[Data records for software interfaces]
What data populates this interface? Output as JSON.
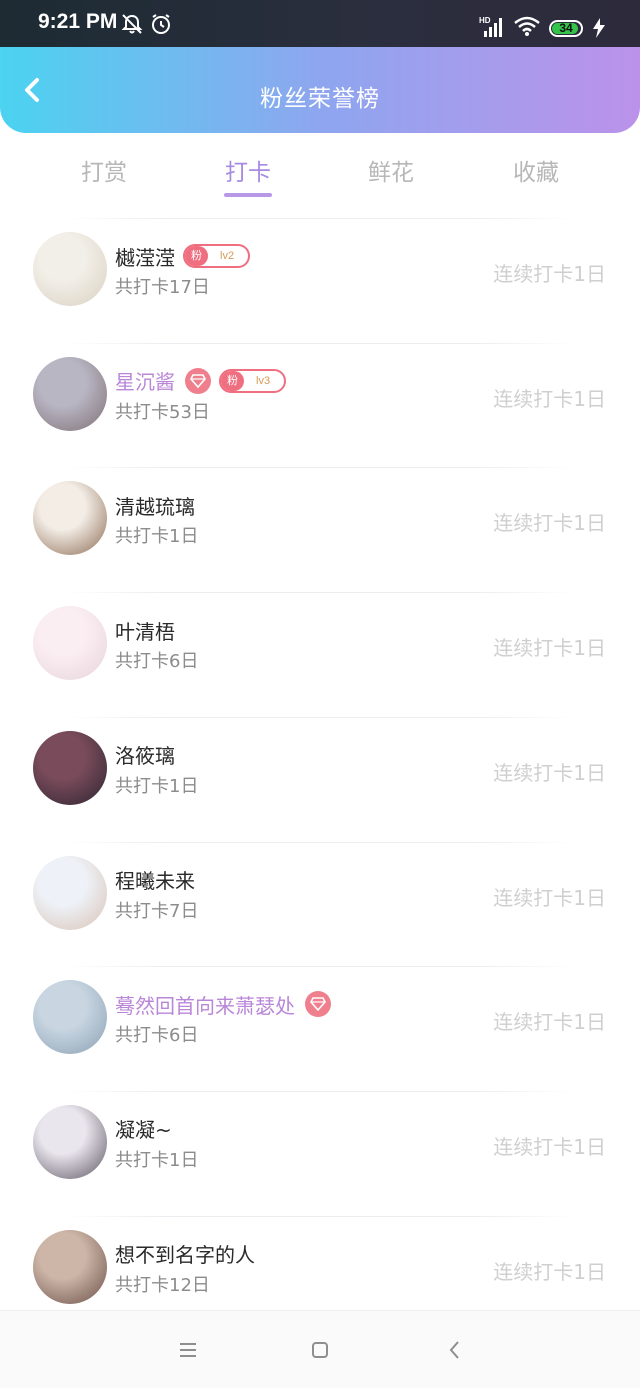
{
  "status_bar": {
    "time": "9:21 PM",
    "battery_level": 34,
    "icons": [
      "mute-bell-icon",
      "alarm-icon",
      "hd-signal-icon",
      "wifi-icon",
      "battery-icon",
      "charging-icon"
    ]
  },
  "header": {
    "title": "粉丝荣誉榜",
    "back_icon": "chevron-left-icon"
  },
  "tabs": [
    {
      "label": "打赏",
      "active": false
    },
    {
      "label": "打卡",
      "active": true
    },
    {
      "label": "鲜花",
      "active": false
    },
    {
      "label": "收藏",
      "active": false
    }
  ],
  "list": [
    {
      "name": "樾滢滢",
      "vip": false,
      "fan_badge": {
        "label": "粉",
        "level": "lv2"
      },
      "total": "共打卡17日",
      "streak": "连续打卡1日",
      "avatar_colors": [
        "#f2efe8",
        "#d9cfc0"
      ]
    },
    {
      "name": "星沉酱",
      "vip": true,
      "fan_badge": {
        "label": "粉",
        "level": "lv3"
      },
      "total": "共打卡53日",
      "streak": "连续打卡1日",
      "avatar_colors": [
        "#b9b6c4",
        "#7e6f74"
      ]
    },
    {
      "name": "清越琉璃",
      "vip": false,
      "fan_badge": null,
      "total": "共打卡1日",
      "streak": "连续打卡1日",
      "avatar_colors": [
        "#f3ede6",
        "#8b6a52"
      ]
    },
    {
      "name": "叶清梧",
      "vip": false,
      "fan_badge": null,
      "total": "共打卡6日",
      "streak": "连续打卡1日",
      "avatar_colors": [
        "#fbeef2",
        "#e6d4dc"
      ]
    },
    {
      "name": "洛筱璃",
      "vip": false,
      "fan_badge": null,
      "total": "共打卡1日",
      "streak": "连续打卡1日",
      "avatar_colors": [
        "#7a4b5a",
        "#2c2430"
      ]
    },
    {
      "name": "程曦未来",
      "vip": false,
      "fan_badge": null,
      "total": "共打卡7日",
      "streak": "连续打卡1日",
      "avatar_colors": [
        "#eef2f8",
        "#d8c2b5"
      ]
    },
    {
      "name": "蓦然回首向来萧瑟处",
      "vip": true,
      "fan_badge": null,
      "total": "共打卡6日",
      "streak": "连续打卡1日",
      "avatar_colors": [
        "#c9d6e2",
        "#8aa0b3"
      ]
    },
    {
      "name": "凝凝~",
      "vip": false,
      "fan_badge": null,
      "total": "共打卡1日",
      "streak": "连续打卡1日",
      "avatar_colors": [
        "#eae6ee",
        "#5a5460"
      ]
    },
    {
      "name": "想不到名字的人",
      "vip": false,
      "fan_badge": null,
      "total": "共打卡12日",
      "streak": "连续打卡1日",
      "avatar_colors": [
        "#cdb6a8",
        "#6a4e46"
      ]
    }
  ],
  "nav_bar": {
    "icons": [
      "menu-icon",
      "home-square-icon",
      "back-triangle-icon"
    ]
  }
}
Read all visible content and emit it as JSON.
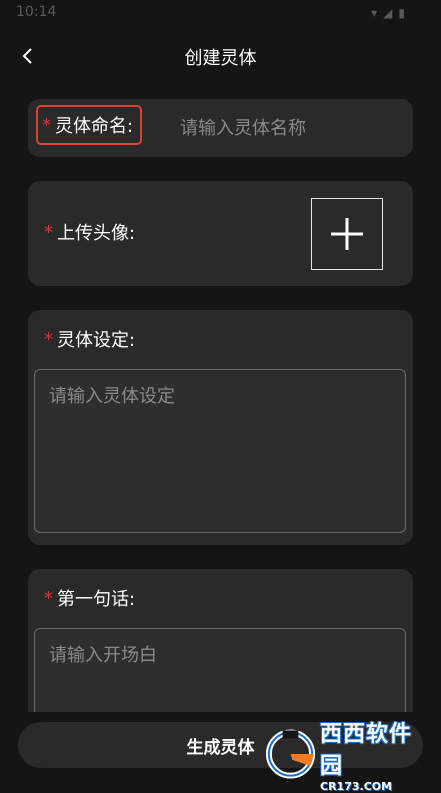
{
  "status_bar": {
    "time": "10:14",
    "icons": [
      "wifi-icon",
      "signal-icon",
      "battery-icon"
    ]
  },
  "header": {
    "title": "创建灵体",
    "back_icon": "chevron-left-icon"
  },
  "form": {
    "required_mark": "*",
    "name": {
      "label": "灵体命名:",
      "placeholder": "请输入灵体名称"
    },
    "avatar": {
      "label": "上传头像:",
      "upload_icon": "plus-icon"
    },
    "setting": {
      "label": "灵体设定:",
      "placeholder": "请输入灵体设定"
    },
    "first_sentence": {
      "label": "第一句话:",
      "placeholder": "请输入开场白"
    }
  },
  "footer": {
    "generate_label": "生成灵体"
  },
  "watermark": {
    "title": "西西软件园",
    "subtitle": "CR173.COM"
  },
  "colors": {
    "background": "#151515",
    "card": "#2a2a2a",
    "required": "#e0322d",
    "highlight_border": "#e0402e",
    "placeholder": "#8a8a8a"
  }
}
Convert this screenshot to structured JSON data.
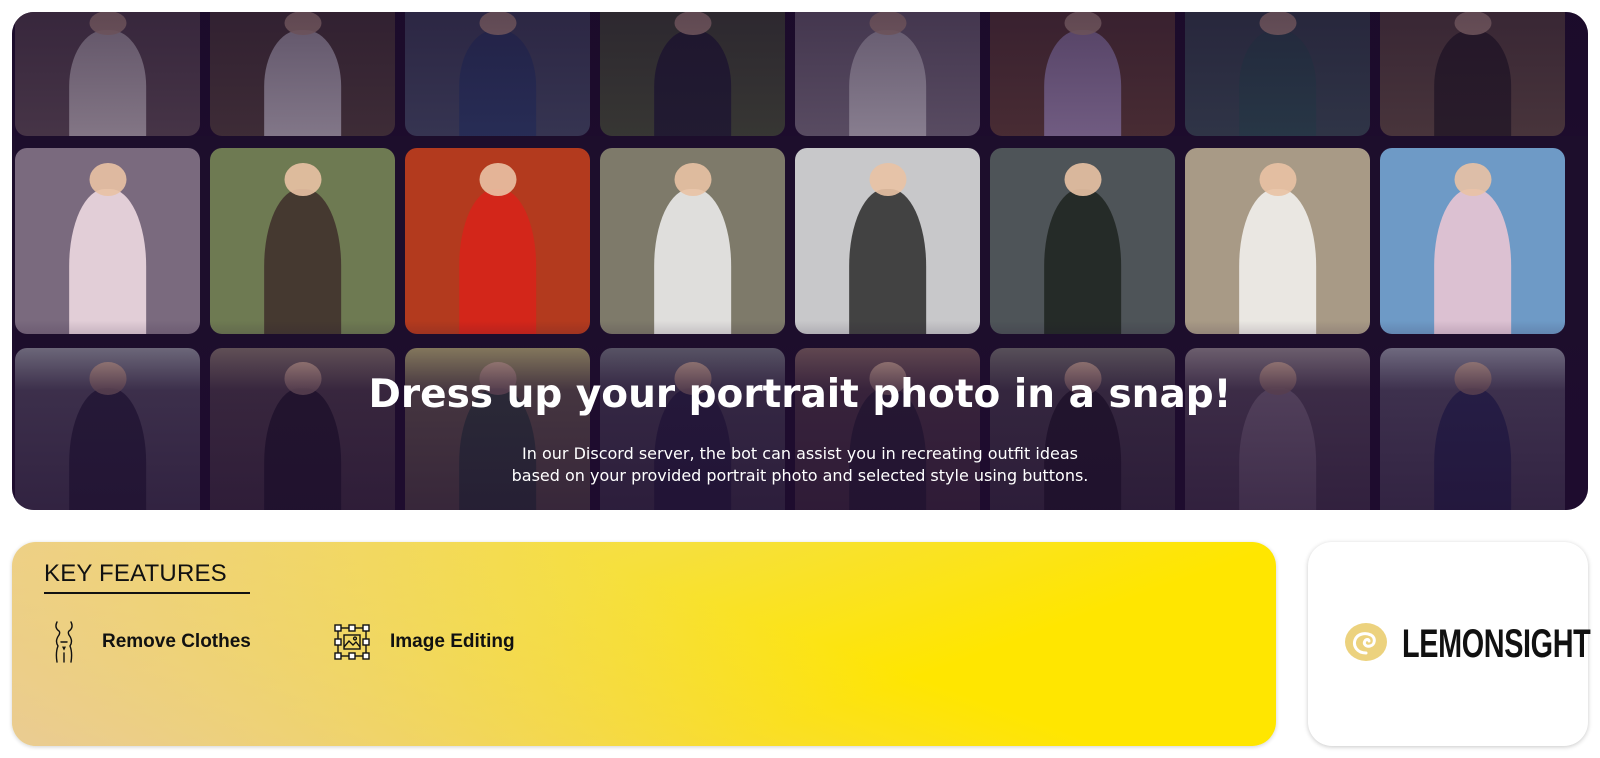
{
  "hero": {
    "title": "Dress up your portrait photo in a snap!",
    "description_line1": "In our Discord server, the bot can assist you in recreating outfit ideas",
    "description_line2": "based on your provided portrait photo and selected style using buttons."
  },
  "features": {
    "heading": "KEY FEATURES",
    "items": [
      {
        "label": "Remove Clothes",
        "icon": "body-silhouette-icon"
      },
      {
        "label": "Image Editing",
        "icon": "image-edit-icon"
      }
    ]
  },
  "brand": {
    "name": "LEMONSIGHT",
    "icon": "lemon-spiral-icon",
    "icon_color": "#ecd27e"
  },
  "colors": {
    "hero_background": "#1d0e2c",
    "features_yellow": "#ffe600",
    "features_peach": "#e8c8a0"
  }
}
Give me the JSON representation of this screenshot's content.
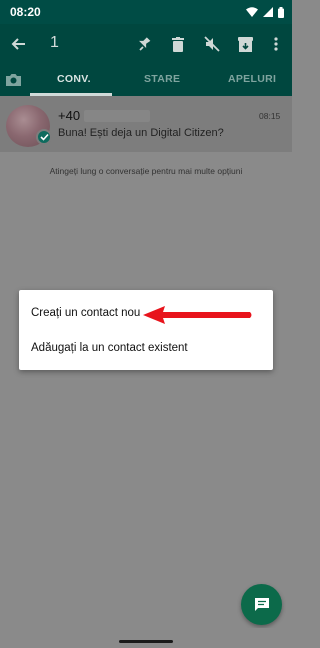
{
  "status_bar": {
    "time": "08:20"
  },
  "app_bar": {
    "selected_count": "1"
  },
  "tabs": [
    {
      "label": "CONV.",
      "active": true
    },
    {
      "label": "STARE",
      "active": false
    },
    {
      "label": "APELURI",
      "active": false
    }
  ],
  "chat": {
    "name": "+40",
    "time": "08:15",
    "preview": "Buna! Ești deja un Digital Citizen?"
  },
  "hint": "Atingeți lung o conversație pentru mai multe opțiuni",
  "context_menu": {
    "items": [
      {
        "label": "Creați un contact nou"
      },
      {
        "label": "Adăugați la un contact existent"
      }
    ]
  },
  "colors": {
    "app_bar": "#00473f",
    "annotation_arrow": "#e8141c",
    "fab": "#0c6a4a"
  },
  "icons": [
    "wifi-icon",
    "signal-icon",
    "battery-icon",
    "back-arrow-icon",
    "pin-icon",
    "delete-icon",
    "mute-icon",
    "archive-icon",
    "more-vert-icon",
    "camera-icon",
    "check-icon",
    "chat-icon"
  ]
}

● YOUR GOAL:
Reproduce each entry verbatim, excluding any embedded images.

● RESPONSE AREA:
What data populates this interface? Output as JSON.
{
  "status_bar": {
    "time": "9:21 PM",
    "battery_level": 34,
    "icons": [
      "mute-bell-icon",
      "alarm-icon",
      "hd-signal-icon",
      "wifi-icon",
      "battery-icon",
      "charging-icon"
    ]
  },
  "header": {
    "title": "粉丝荣誉榜",
    "back_icon": "chevron-left-icon"
  },
  "tabs": [
    {
      "label": "打赏",
      "active": false
    },
    {
      "label": "打卡",
      "active": true
    },
    {
      "label": "鲜花",
      "active": false
    },
    {
      "label": "收藏",
      "active": false
    }
  ],
  "list": [
    {
      "name": "樾滢滢",
      "vip": false,
      "fan_badge": {
        "label": "粉",
        "level": "lv2"
      },
      "total": "共打卡17日",
      "streak": "连续打卡1日",
      "avatar_colors": [
        "#f2efe8",
        "#d9cfc0"
      ]
    },
    {
      "name": "星沉酱",
      "vip": true,
      "fan_badge": {
        "label": "粉",
        "level": "lv3"
      },
      "total": "共打卡53日",
      "streak": "连续打卡1日",
      "avatar_colors": [
        "#b9b6c4",
        "#7e6f74"
      ]
    },
    {
      "name": "清越琉璃",
      "vip": false,
      "fan_badge": null,
      "total": "共打卡1日",
      "streak": "连续打卡1日",
      "avatar_colors": [
        "#f3ede6",
        "#8b6a52"
      ]
    },
    {
      "name": "叶清梧",
      "vip": false,
      "fan_badge": null,
      "total": "共打卡6日",
      "streak": "连续打卡1日",
      "avatar_colors": [
        "#fbeef2",
        "#e6d4dc"
      ]
    },
    {
      "name": "洛筱璃",
      "vip": false,
      "fan_badge": null,
      "total": "共打卡1日",
      "streak": "连续打卡1日",
      "avatar_colors": [
        "#7a4b5a",
        "#2c2430"
      ]
    },
    {
      "name": "程曦未来",
      "vip": false,
      "fan_badge": null,
      "total": "共打卡7日",
      "streak": "连续打卡1日",
      "avatar_colors": [
        "#eef2f8",
        "#d8c2b5"
      ]
    },
    {
      "name": "蓦然回首向来萧瑟处",
      "vip": true,
      "fan_badge": null,
      "total": "共打卡6日",
      "streak": "连续打卡1日",
      "avatar_colors": [
        "#c9d6e2",
        "#8aa0b3"
      ]
    },
    {
      "name": "凝凝~",
      "vip": false,
      "fan_badge": null,
      "total": "共打卡1日",
      "streak": "连续打卡1日",
      "avatar_colors": [
        "#eae6ee",
        "#5a5460"
      ]
    },
    {
      "name": "想不到名字的人",
      "vip": false,
      "fan_badge": null,
      "total": "共打卡12日",
      "streak": "连续打卡1日",
      "avatar_colors": [
        "#cdb6a8",
        "#6a4e46"
      ]
    }
  ],
  "nav_bar": {
    "icons": [
      "menu-icon",
      "home-square-icon",
      "back-triangle-icon"
    ]
  }
}
Read all visible content and emit it as JSON.
{
  "status_bar": {
    "time": "10:14",
    "icons": [
      "wifi-icon",
      "signal-icon",
      "battery-icon"
    ]
  },
  "header": {
    "title": "创建灵体",
    "back_icon": "chevron-left-icon"
  },
  "form": {
    "required_mark": "*",
    "name": {
      "label": "灵体命名:",
      "placeholder": "请输入灵体名称"
    },
    "avatar": {
      "label": "上传头像:",
      "upload_icon": "plus-icon"
    },
    "setting": {
      "label": "灵体设定:",
      "placeholder": "请输入灵体设定"
    },
    "first_sentence": {
      "label": "第一句话:",
      "placeholder": "请输入开场白"
    }
  },
  "footer": {
    "generate_label": "生成灵体"
  },
  "watermark": {
    "title": "西西软件园",
    "subtitle": "CR173.COM"
  },
  "colors": {
    "background": "#151515",
    "card": "#2a2a2a",
    "required": "#e0322d",
    "highlight_border": "#e0402e",
    "placeholder": "#8a8a8a"
  }
}
Convert this screenshot to structured JSON data.
{
  "hero": {
    "title": "Dress up your portrait photo in a snap!",
    "description_line1": "In our Discord server, the bot can assist you in recreating outfit ideas",
    "description_line2": "based on your provided portrait photo and selected style using buttons."
  },
  "features": {
    "heading": "KEY FEATURES",
    "items": [
      {
        "label": "Remove Clothes",
        "icon": "body-silhouette-icon"
      },
      {
        "label": "Image Editing",
        "icon": "image-edit-icon"
      }
    ]
  },
  "brand": {
    "name": "LEMONSIGHT",
    "icon": "lemon-spiral-icon",
    "icon_color": "#ecd27e"
  },
  "colors": {
    "hero_background": "#1d0e2c",
    "features_yellow": "#ffe600",
    "features_peach": "#e8c8a0"
  }
}
Give me the JSON representation of this screenshot's content.
{
  "status_bar": {
    "time": "08:20"
  },
  "app_bar": {
    "selected_count": "1"
  },
  "tabs": [
    {
      "label": "CONV.",
      "active": true
    },
    {
      "label": "STARE",
      "active": false
    },
    {
      "label": "APELURI",
      "active": false
    }
  ],
  "chat": {
    "name": "+40",
    "time": "08:15",
    "preview": "Buna! Ești deja un Digital Citizen?"
  },
  "hint": "Atingeți lung o conversație pentru mai multe opțiuni",
  "context_menu": {
    "items": [
      {
        "label": "Creați un contact nou"
      },
      {
        "label": "Adăugați la un contact existent"
      }
    ]
  },
  "colors": {
    "app_bar": "#00473f",
    "annotation_arrow": "#e8141c",
    "fab": "#0c6a4a"
  },
  "icons": [
    "wifi-icon",
    "signal-icon",
    "battery-icon",
    "back-arrow-icon",
    "pin-icon",
    "delete-icon",
    "mute-icon",
    "archive-icon",
    "more-vert-icon",
    "camera-icon",
    "check-icon",
    "chat-icon"
  ]
}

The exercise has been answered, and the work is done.